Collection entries
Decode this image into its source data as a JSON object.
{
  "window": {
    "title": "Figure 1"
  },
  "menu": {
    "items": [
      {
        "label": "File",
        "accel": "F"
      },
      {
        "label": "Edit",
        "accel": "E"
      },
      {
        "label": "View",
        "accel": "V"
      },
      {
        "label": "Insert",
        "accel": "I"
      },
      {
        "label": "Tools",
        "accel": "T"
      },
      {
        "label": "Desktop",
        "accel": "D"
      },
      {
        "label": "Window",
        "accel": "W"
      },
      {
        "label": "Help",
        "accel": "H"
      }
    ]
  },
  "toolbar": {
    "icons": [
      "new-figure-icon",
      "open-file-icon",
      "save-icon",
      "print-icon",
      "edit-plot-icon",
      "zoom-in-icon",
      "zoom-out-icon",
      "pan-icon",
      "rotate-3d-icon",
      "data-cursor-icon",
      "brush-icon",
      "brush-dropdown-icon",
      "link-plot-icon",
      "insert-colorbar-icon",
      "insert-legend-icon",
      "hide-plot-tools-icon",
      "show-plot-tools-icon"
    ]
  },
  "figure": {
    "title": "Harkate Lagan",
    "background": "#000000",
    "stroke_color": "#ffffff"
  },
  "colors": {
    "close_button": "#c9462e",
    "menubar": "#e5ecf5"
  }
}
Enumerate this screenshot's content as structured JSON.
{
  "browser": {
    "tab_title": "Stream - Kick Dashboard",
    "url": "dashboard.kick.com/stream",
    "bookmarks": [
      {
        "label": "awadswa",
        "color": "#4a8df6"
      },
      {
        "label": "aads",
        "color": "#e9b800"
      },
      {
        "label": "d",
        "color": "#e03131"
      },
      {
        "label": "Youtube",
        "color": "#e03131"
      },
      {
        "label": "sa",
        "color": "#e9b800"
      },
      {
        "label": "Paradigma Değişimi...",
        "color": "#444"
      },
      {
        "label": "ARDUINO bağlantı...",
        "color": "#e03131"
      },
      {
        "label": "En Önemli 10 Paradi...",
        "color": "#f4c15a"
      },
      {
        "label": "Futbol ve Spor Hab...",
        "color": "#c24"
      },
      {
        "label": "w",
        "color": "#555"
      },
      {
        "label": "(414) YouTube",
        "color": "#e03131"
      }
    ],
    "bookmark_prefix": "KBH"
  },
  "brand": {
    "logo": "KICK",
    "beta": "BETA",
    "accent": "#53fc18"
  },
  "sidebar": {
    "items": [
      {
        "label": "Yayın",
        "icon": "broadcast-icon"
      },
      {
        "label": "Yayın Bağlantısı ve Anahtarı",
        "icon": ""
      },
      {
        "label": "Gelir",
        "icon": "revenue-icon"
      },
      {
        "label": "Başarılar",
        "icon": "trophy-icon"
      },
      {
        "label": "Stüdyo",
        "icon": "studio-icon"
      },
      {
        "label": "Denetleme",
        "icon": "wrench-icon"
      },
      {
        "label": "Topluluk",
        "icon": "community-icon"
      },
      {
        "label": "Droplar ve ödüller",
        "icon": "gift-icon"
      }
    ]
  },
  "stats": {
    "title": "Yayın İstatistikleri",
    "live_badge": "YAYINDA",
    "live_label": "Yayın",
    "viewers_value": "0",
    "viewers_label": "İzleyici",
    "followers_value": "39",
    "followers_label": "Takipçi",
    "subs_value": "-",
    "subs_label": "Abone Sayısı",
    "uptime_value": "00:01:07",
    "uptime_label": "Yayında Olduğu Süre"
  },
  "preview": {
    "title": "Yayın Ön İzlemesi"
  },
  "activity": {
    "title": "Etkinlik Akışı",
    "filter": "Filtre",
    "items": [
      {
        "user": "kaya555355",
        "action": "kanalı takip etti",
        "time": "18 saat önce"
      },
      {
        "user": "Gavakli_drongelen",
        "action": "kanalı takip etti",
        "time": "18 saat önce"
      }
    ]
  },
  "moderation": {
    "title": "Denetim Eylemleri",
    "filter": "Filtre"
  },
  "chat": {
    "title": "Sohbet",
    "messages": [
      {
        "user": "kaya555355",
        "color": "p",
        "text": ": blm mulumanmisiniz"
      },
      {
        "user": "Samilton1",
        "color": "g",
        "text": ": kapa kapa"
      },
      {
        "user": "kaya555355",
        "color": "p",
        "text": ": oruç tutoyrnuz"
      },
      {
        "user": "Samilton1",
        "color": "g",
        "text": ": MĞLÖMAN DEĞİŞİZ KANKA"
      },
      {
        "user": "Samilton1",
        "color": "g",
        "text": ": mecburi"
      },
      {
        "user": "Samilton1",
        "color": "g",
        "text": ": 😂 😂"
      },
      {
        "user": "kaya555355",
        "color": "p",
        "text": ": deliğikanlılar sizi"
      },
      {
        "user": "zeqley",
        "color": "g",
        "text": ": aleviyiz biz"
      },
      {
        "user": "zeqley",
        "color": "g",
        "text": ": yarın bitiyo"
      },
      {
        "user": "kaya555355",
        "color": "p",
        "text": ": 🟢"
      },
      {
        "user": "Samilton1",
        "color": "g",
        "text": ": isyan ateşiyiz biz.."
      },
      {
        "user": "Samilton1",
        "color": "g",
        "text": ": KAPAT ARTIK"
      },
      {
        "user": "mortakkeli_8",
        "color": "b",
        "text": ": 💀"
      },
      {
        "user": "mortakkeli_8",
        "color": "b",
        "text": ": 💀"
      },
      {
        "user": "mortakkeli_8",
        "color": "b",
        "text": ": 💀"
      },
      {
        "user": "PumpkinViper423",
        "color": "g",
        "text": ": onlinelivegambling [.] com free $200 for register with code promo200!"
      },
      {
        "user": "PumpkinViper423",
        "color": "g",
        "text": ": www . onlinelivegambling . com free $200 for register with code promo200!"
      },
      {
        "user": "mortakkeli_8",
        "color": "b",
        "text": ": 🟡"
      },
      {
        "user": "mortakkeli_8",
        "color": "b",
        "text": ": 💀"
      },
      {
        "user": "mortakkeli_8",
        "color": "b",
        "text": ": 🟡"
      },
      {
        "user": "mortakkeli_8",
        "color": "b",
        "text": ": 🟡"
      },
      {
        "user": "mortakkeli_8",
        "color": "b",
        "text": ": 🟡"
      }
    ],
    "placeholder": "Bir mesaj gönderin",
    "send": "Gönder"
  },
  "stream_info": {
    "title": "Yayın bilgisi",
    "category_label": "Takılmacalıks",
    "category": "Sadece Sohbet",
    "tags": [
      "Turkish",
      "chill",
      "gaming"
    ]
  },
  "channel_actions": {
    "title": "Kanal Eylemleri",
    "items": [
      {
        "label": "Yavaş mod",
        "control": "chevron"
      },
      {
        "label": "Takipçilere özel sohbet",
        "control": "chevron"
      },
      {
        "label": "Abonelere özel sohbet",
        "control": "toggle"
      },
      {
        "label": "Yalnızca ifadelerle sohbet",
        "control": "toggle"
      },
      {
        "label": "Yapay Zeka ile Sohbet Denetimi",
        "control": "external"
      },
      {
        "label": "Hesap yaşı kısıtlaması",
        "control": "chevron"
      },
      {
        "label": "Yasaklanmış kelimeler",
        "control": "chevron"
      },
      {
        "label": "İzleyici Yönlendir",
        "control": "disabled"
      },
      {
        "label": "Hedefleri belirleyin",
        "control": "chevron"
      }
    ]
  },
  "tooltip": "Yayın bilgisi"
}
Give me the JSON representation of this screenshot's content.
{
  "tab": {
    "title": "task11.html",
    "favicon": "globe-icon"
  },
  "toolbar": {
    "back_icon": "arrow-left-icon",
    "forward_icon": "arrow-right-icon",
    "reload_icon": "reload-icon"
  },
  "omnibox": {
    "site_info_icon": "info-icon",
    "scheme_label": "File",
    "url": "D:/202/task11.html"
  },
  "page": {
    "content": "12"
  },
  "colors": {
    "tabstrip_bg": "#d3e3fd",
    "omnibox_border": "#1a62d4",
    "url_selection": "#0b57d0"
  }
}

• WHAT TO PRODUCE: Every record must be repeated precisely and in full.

• EXERCISE ANSWER:
Decode this image into its source data as a JSON object.
{
  "window": {
    "title": "Figure 1"
  },
  "menu": {
    "items": [
      {
        "label": "File",
        "accel": "F"
      },
      {
        "label": "Edit",
        "accel": "E"
      },
      {
        "label": "View",
        "accel": "V"
      },
      {
        "label": "Insert",
        "accel": "I"
      },
      {
        "label": "Tools",
        "accel": "T"
      },
      {
        "label": "Desktop",
        "accel": "D"
      },
      {
        "label": "Window",
        "accel": "W"
      },
      {
        "label": "Help",
        "accel": "H"
      }
    ]
  },
  "toolbar": {
    "icons": [
      "new-figure-icon",
      "open-file-icon",
      "save-icon",
      "print-icon",
      "edit-plot-icon",
      "zoom-in-icon",
      "zoom-out-icon",
      "pan-icon",
      "rotate-3d-icon",
      "data-cursor-icon",
      "brush-icon",
      "brush-dropdown-icon",
      "link-plot-icon",
      "insert-colorbar-icon",
      "insert-legend-icon",
      "hide-plot-tools-icon",
      "show-plot-tools-icon"
    ]
  },
  "figure": {
    "title": "Harkate Lagan",
    "background": "#000000",
    "stroke_color": "#ffffff"
  },
  "colors": {
    "close_button": "#c9462e",
    "menubar": "#e5ecf5"
  }
}
Enumerate this screenshot's content as structured JSON.
{
  "browser": {
    "tab_title": "Stream - Kick Dashboard",
    "url": "dashboard.kick.com/stream",
    "bookmarks": [
      {
        "label": "awadswa",
        "color": "#4a8df6"
      },
      {
        "label": "aads",
        "color": "#e9b800"
      },
      {
        "label": "d",
        "color": "#e03131"
      },
      {
        "label": "Youtube",
        "color": "#e03131"
      },
      {
        "label": "sa",
        "color": "#e9b800"
      },
      {
        "label": "Paradigma Değişimi...",
        "color": "#444"
      },
      {
        "label": "ARDUINO bağlantı...",
        "color": "#e03131"
      },
      {
        "label": "En Önemli 10 Paradi...",
        "color": "#f4c15a"
      },
      {
        "label": "Futbol ve Spor Hab...",
        "color": "#c24"
      },
      {
        "label": "w",
        "color": "#555"
      },
      {
        "label": "(414) YouTube",
        "color": "#e03131"
      }
    ],
    "bookmark_prefix": "KBH"
  },
  "brand": {
    "logo": "KICK",
    "beta": "BETA",
    "accent": "#53fc18"
  },
  "sidebar": {
    "items": [
      {
        "label": "Yayın",
        "icon": "broadcast-icon"
      },
      {
        "label": "Yayın Bağlantısı ve Anahtarı",
        "icon": ""
      },
      {
        "label": "Gelir",
        "icon": "revenue-icon"
      },
      {
        "label": "Başarılar",
        "icon": "trophy-icon"
      },
      {
        "label": "Stüdyo",
        "icon": "studio-icon"
      },
      {
        "label": "Denetleme",
        "icon": "wrench-icon"
      },
      {
        "label": "Topluluk",
        "icon": "community-icon"
      },
      {
        "label": "Droplar ve ödüller",
        "icon": "gift-icon"
      }
    ]
  },
  "stats": {
    "title": "Yayın İstatistikleri",
    "live_badge": "YAYINDA",
    "live_label": "Yayın",
    "viewers_value": "0",
    "viewers_label": "İzleyici",
    "followers_value": "39",
    "followers_label": "Takipçi",
    "subs_value": "-",
    "subs_label": "Abone Sayısı",
    "uptime_value": "00:01:07",
    "uptime_label": "Yayında Olduğu Süre"
  },
  "preview": {
    "title": "Yayın Ön İzlemesi"
  },
  "activity": {
    "title": "Etkinlik Akışı",
    "filter": "Filtre",
    "items": [
      {
        "user": "kaya555355",
        "action": "kanalı takip etti",
        "time": "18 saat önce"
      },
      {
        "user": "Gavakli_drongelen",
        "action": "kanalı takip etti",
        "time": "18 saat önce"
      }
    ]
  },
  "moderation": {
    "title": "Denetim Eylemleri",
    "filter": "Filtre"
  },
  "chat": {
    "title": "Sohbet",
    "messages": [
      {
        "user": "kaya555355",
        "color": "p",
        "text": ": blm mulumanmisiniz"
      },
      {
        "user": "Samilton1",
        "color": "g",
        "text": ": kapa kapa"
      },
      {
        "user": "kaya555355",
        "color": "p",
        "text": ": oruç tutoyrnuz"
      },
      {
        "user": "Samilton1",
        "color": "g",
        "text": ": MĞLÖMAN DEĞİŞİZ KANKA"
      },
      {
        "user": "Samilton1",
        "color": "g",
        "text": ": mecburi"
      },
      {
        "user": "Samilton1",
        "color": "g",
        "text": ": 😂 😂"
      },
      {
        "user": "kaya555355",
        "color": "p",
        "text": ": deliğikanlılar sizi"
      },
      {
        "user": "zeqley",
        "color": "g",
        "text": ": aleviyiz biz"
      },
      {
        "user": "zeqley",
        "color": "g",
        "text": ": yarın bitiyo"
      },
      {
        "user": "kaya555355",
        "color": "p",
        "text": ": 🟢"
      },
      {
        "user": "Samilton1",
        "color": "g",
        "text": ": isyan ateşiyiz biz.."
      },
      {
        "user": "Samilton1",
        "color": "g",
        "text": ": KAPAT ARTIK"
      },
      {
        "user": "mortakkeli_8",
        "color": "b",
        "text": ": 💀"
      },
      {
        "user": "mortakkeli_8",
        "color": "b",
        "text": ": 💀"
      },
      {
        "user": "mortakkeli_8",
        "color": "b",
        "text": ": 💀"
      },
      {
        "user": "PumpkinViper423",
        "color": "g",
        "text": ": onlinelivegambling [.] com free $200 for register with code promo200!"
      },
      {
        "user": "PumpkinViper423",
        "color": "g",
        "text": ": www . onlinelivegambling . com free $200 for register with code promo200!"
      },
      {
        "user": "mortakkeli_8",
        "color": "b",
        "text": ": 🟡"
      },
      {
        "user": "mortakkeli_8",
        "color": "b",
        "text": ": 💀"
      },
      {
        "user": "mortakkeli_8",
        "color": "b",
        "text": ": 🟡"
      },
      {
        "user": "mortakkeli_8",
        "color": "b",
        "text": ": 🟡"
      },
      {
        "user": "mortakkeli_8",
        "color": "b",
        "text": ": 🟡"
      }
    ],
    "placeholder": "Bir mesaj gönderin",
    "send": "Gönder"
  },
  "stream_info": {
    "title": "Yayın bilgisi",
    "category_label": "Takılmacalıks",
    "category": "Sadece Sohbet",
    "tags": [
      "Turkish",
      "chill",
      "gaming"
    ]
  },
  "channel_actions": {
    "title": "Kanal Eylemleri",
    "items": [
      {
        "label": "Yavaş mod",
        "control": "chevron"
      },
      {
        "label": "Takipçilere özel sohbet",
        "control": "chevron"
      },
      {
        "label": "Abonelere özel sohbet",
        "control": "toggle"
      },
      {
        "label": "Yalnızca ifadelerle sohbet",
        "control": "toggle"
      },
      {
        "label": "Yapay Zeka ile Sohbet Denetimi",
        "control": "external"
      },
      {
        "label": "Hesap yaşı kısıtlaması",
        "control": "chevron"
      },
      {
        "label": "Yasaklanmış kelimeler",
        "control": "chevron"
      },
      {
        "label": "İzleyici Yönlendir",
        "control": "disabled"
      },
      {
        "label": "Hedefleri belirleyin",
        "control": "chevron"
      }
    ]
  },
  "tooltip": "Yayın bilgisi"
}
Give me the JSON representation of this screenshot's content.
{
  "tab": {
    "title": "task11.html",
    "favicon": "globe-icon"
  },
  "toolbar": {
    "back_icon": "arrow-left-icon",
    "forward_icon": "arrow-right-icon",
    "reload_icon": "reload-icon"
  },
  "omnibox": {
    "site_info_icon": "info-icon",
    "scheme_label": "File",
    "url": "D:/202/task11.html"
  },
  "page": {
    "content": "12"
  },
  "colors": {
    "tabstrip_bg": "#d3e3fd",
    "omnibox_border": "#1a62d4",
    "url_selection": "#0b57d0"
  }
}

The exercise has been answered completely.